→ PROVIDED RECORDS
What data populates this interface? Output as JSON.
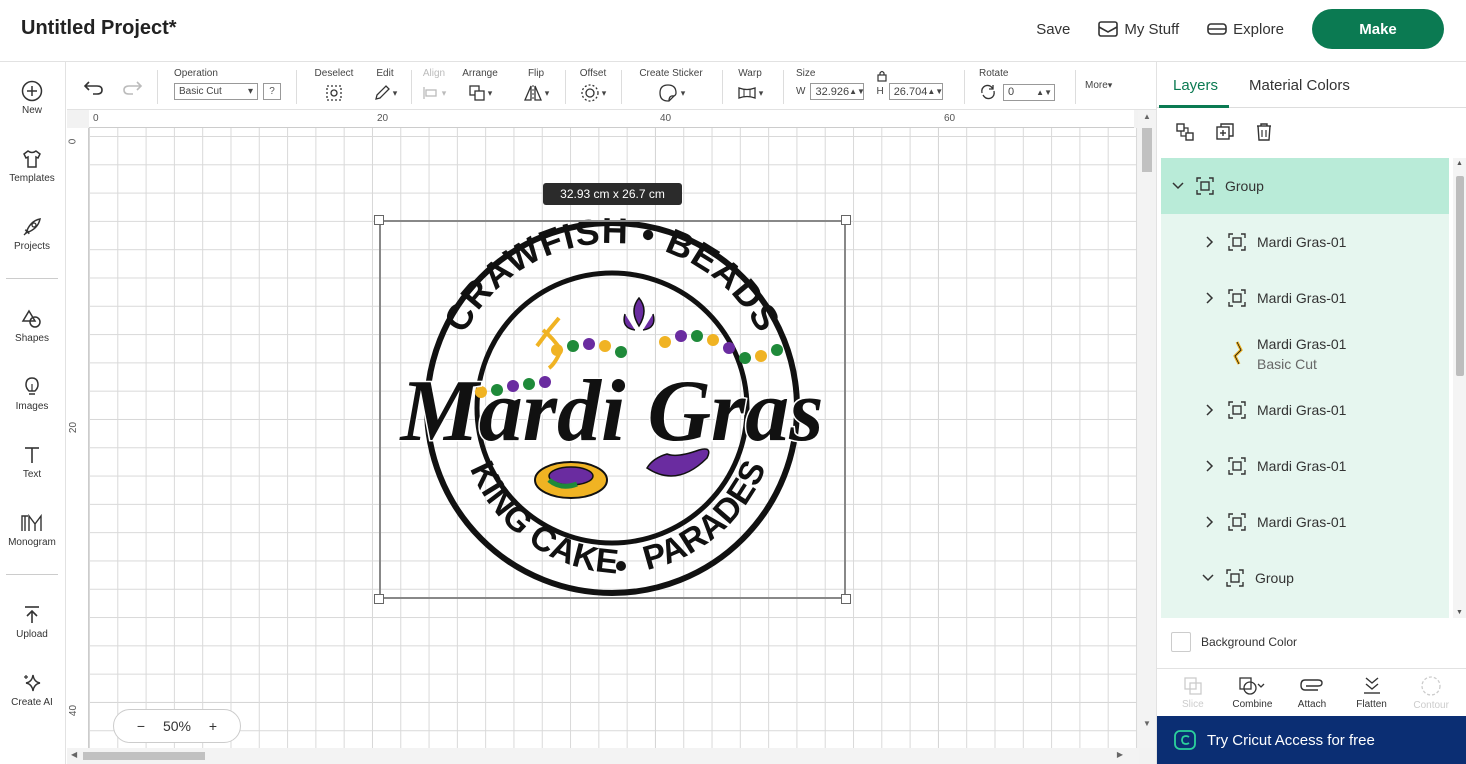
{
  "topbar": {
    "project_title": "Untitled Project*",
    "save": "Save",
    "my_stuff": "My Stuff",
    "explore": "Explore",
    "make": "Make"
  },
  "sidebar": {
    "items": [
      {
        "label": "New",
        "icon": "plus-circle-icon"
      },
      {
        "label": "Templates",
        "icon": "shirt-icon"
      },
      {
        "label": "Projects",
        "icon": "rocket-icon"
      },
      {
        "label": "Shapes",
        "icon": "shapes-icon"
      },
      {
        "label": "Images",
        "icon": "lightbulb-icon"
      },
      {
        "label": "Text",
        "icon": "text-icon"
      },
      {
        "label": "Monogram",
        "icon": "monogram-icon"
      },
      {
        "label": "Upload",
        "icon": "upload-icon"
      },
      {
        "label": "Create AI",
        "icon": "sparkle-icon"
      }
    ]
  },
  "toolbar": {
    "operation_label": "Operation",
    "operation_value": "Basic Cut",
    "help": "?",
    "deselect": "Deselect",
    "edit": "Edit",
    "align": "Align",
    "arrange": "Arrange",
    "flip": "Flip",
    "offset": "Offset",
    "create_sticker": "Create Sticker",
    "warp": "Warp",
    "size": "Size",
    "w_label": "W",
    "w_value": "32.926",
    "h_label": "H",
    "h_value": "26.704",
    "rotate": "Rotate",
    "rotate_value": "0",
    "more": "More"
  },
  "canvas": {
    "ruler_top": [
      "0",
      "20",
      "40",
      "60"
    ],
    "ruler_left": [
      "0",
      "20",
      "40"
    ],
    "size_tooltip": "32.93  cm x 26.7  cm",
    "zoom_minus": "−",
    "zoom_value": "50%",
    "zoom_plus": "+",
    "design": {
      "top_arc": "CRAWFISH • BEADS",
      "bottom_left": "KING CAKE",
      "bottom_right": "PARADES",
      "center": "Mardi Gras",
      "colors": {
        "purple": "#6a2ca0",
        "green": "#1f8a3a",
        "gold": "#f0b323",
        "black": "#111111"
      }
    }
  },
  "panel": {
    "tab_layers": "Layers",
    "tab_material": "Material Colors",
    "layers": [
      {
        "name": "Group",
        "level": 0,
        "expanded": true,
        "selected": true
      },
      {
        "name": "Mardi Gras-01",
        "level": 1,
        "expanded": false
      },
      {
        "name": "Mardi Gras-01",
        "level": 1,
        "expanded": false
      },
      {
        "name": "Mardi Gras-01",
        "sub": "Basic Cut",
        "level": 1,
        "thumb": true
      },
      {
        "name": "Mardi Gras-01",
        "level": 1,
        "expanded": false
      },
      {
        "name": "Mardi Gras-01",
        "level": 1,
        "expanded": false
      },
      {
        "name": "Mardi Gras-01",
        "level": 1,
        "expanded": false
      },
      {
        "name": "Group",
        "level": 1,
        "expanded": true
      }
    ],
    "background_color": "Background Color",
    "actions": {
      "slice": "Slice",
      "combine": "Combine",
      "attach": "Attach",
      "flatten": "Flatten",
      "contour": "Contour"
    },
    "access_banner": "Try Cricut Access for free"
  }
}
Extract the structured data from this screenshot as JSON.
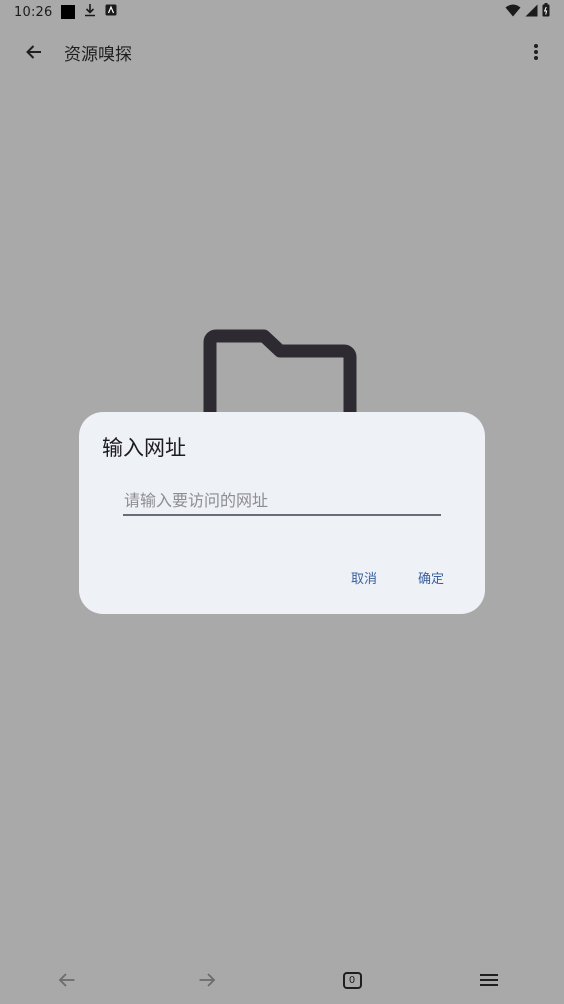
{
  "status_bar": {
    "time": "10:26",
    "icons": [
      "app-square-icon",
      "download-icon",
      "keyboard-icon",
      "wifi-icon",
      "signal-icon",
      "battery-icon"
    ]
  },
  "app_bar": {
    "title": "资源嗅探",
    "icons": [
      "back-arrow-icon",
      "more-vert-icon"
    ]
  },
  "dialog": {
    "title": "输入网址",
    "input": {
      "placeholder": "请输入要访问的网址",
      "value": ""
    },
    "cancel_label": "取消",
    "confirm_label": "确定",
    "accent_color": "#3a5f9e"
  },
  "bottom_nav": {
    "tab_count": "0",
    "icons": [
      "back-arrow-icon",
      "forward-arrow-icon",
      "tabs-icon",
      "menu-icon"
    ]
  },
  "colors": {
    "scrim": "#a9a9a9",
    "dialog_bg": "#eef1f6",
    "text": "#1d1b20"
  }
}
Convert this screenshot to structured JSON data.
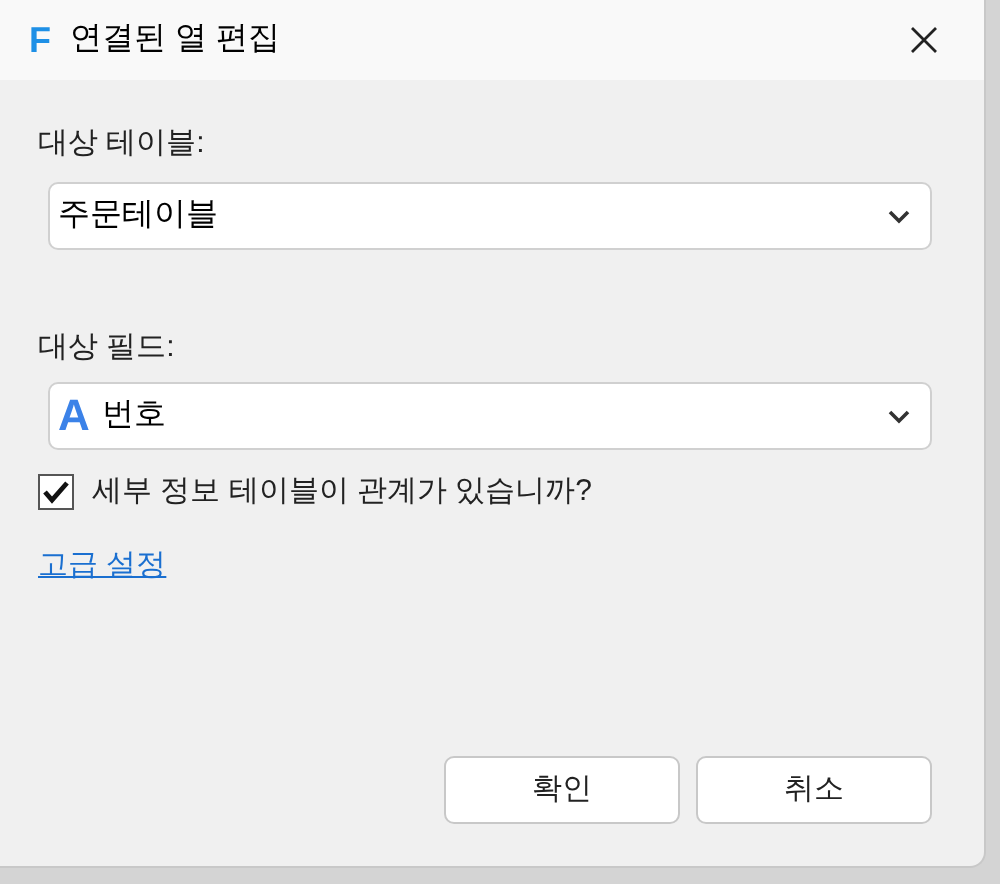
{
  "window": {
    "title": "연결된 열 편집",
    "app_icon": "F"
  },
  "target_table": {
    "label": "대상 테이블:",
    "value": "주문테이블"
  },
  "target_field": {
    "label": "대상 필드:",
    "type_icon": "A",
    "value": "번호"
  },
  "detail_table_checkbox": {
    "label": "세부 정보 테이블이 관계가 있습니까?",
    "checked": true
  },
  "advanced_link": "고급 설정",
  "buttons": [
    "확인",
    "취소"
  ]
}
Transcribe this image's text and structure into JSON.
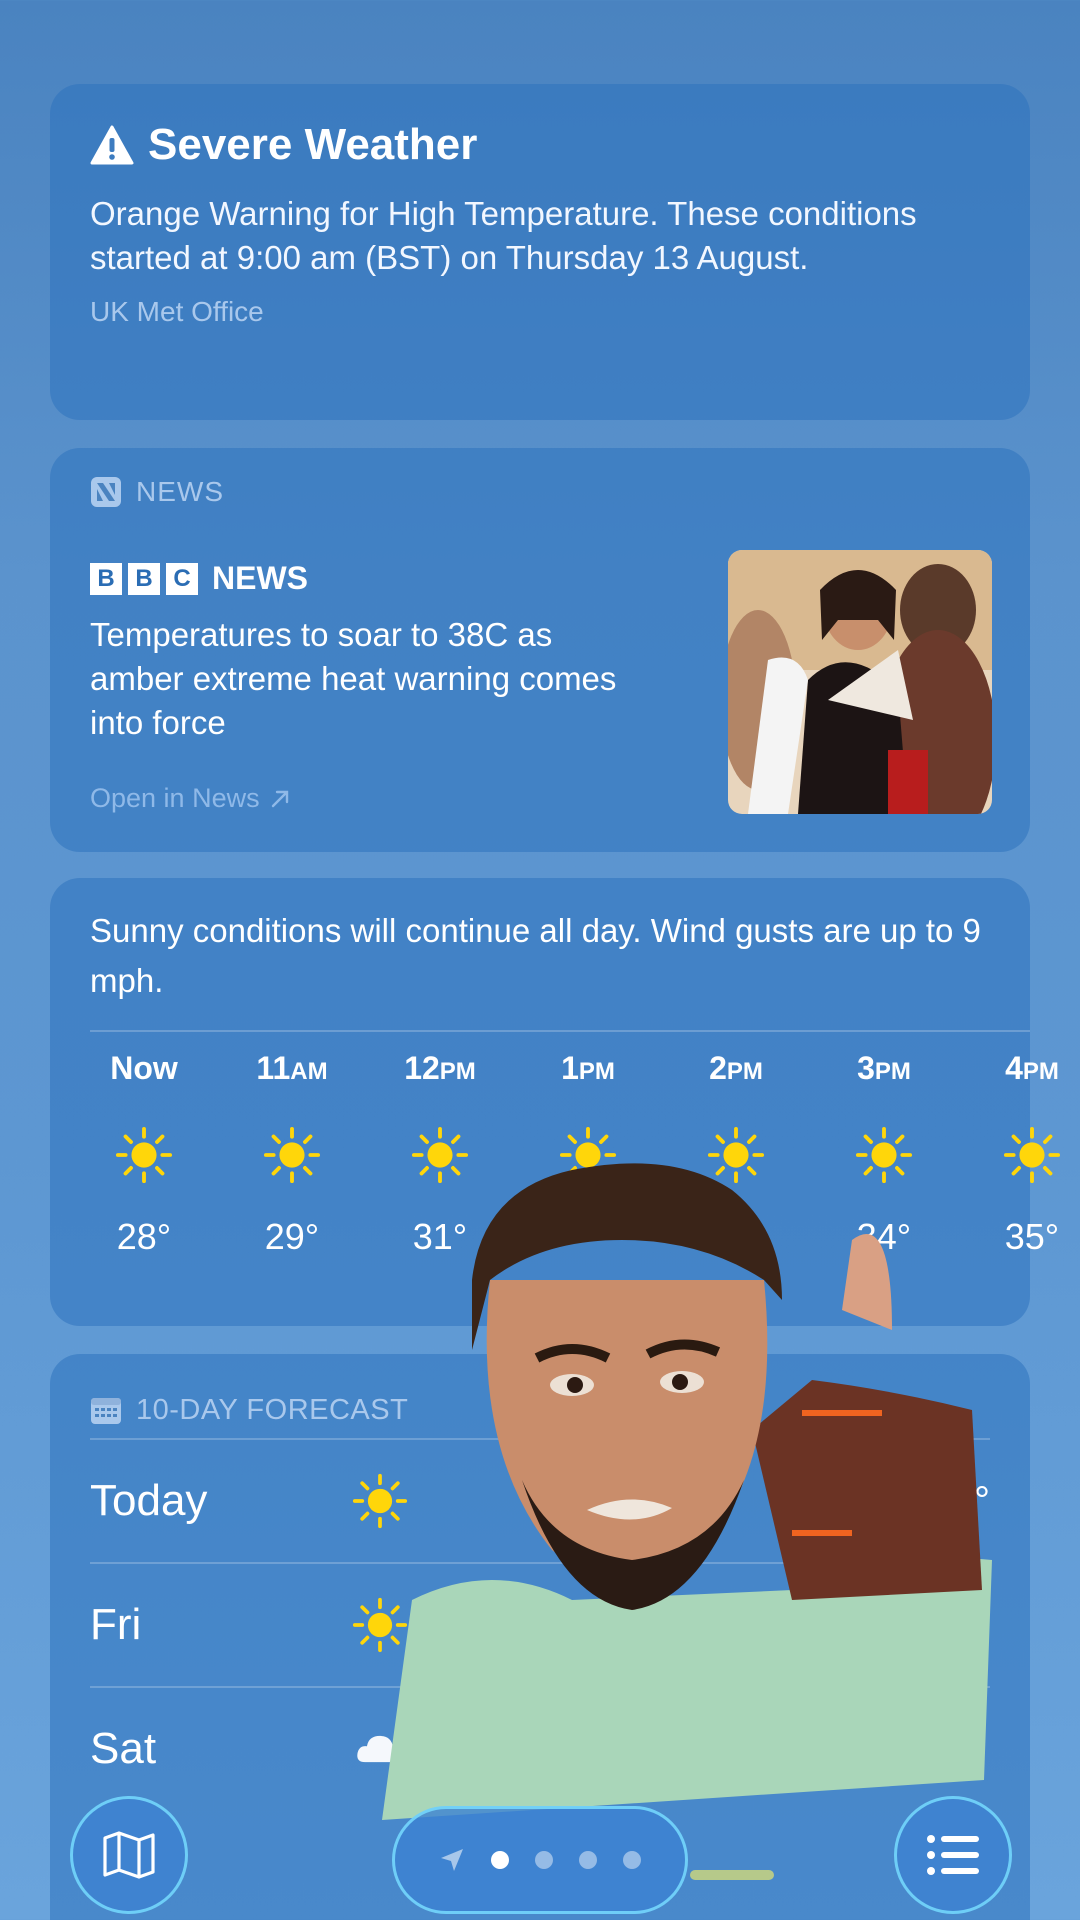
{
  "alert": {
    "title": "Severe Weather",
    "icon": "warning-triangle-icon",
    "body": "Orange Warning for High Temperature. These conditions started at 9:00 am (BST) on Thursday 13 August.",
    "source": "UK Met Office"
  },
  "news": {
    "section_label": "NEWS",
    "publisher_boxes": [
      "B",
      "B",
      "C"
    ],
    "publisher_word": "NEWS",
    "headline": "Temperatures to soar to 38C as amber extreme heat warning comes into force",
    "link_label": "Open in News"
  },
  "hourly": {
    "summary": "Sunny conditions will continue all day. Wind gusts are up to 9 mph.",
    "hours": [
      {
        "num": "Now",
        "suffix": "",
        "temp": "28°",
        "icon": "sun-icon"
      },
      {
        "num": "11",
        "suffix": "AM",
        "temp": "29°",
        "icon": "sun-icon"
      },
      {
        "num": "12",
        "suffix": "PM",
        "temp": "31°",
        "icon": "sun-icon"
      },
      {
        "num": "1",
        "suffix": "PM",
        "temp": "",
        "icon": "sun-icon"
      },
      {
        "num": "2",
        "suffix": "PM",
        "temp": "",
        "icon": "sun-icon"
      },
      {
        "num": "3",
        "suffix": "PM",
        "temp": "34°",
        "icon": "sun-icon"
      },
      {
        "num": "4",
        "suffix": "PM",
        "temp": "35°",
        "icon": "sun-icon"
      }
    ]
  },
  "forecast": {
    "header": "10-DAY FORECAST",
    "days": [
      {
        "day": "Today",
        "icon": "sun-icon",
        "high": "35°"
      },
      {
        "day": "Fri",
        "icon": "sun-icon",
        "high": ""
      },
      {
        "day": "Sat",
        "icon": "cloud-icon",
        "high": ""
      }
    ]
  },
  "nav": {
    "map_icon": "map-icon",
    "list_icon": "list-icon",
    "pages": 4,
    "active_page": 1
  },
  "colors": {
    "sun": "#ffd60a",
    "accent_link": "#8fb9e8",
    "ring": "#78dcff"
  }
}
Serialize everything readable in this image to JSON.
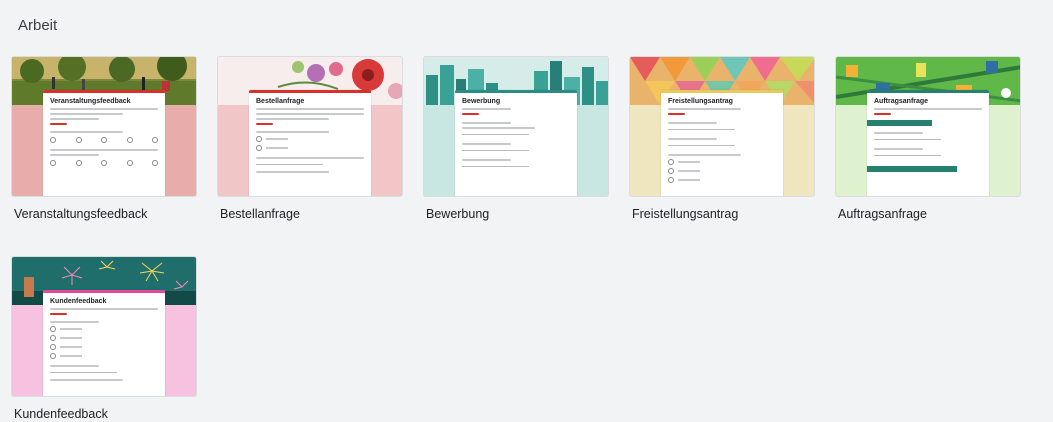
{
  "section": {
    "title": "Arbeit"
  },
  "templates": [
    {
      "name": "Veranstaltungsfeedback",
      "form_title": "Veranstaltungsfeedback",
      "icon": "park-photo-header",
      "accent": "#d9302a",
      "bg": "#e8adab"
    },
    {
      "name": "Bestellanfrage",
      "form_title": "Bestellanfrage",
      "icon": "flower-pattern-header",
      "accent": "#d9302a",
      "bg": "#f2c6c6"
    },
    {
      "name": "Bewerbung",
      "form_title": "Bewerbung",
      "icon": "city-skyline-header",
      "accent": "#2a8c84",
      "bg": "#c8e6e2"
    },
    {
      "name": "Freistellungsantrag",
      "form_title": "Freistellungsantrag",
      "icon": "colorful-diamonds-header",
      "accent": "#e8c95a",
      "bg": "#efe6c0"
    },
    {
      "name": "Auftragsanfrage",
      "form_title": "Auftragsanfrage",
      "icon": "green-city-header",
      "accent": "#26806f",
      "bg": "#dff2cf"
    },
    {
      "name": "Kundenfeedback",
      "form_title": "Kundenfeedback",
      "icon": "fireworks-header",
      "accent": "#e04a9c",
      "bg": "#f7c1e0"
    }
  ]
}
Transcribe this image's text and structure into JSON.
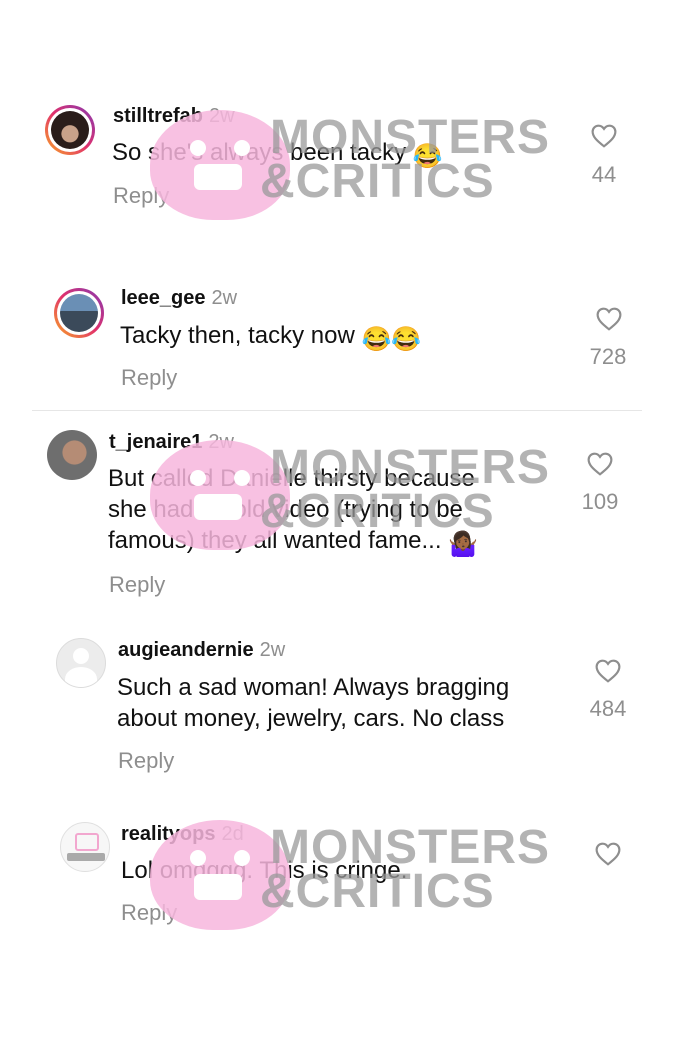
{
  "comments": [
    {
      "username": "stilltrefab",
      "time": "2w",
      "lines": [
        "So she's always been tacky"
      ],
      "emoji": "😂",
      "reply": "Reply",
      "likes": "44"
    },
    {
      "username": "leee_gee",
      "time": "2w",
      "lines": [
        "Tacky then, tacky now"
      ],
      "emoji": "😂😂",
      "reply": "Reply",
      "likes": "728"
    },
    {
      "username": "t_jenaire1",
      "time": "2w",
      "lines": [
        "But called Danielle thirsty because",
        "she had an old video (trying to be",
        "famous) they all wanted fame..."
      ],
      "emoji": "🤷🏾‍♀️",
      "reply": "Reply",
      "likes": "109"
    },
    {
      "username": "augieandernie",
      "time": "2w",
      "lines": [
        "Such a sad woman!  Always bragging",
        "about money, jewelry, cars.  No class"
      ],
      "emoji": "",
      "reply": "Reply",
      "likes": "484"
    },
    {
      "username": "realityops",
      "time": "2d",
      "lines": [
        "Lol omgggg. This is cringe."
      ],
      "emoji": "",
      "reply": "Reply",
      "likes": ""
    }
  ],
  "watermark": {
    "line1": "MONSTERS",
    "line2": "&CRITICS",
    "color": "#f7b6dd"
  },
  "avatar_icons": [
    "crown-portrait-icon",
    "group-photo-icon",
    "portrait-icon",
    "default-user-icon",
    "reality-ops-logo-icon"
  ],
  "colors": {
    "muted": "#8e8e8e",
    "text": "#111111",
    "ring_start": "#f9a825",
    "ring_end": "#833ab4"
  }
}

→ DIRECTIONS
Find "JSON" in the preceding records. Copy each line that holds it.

→ RESPONSE FOR THIS EXERCISE
What data populates this interface? Output as JSON.
Extract the structured data from this screenshot as JSON.
Convert this screenshot to structured JSON data.
Transcribe this image's text and structure into JSON.
Serialize everything readable in this image to JSON.
Transcribe this image's text and structure into JSON.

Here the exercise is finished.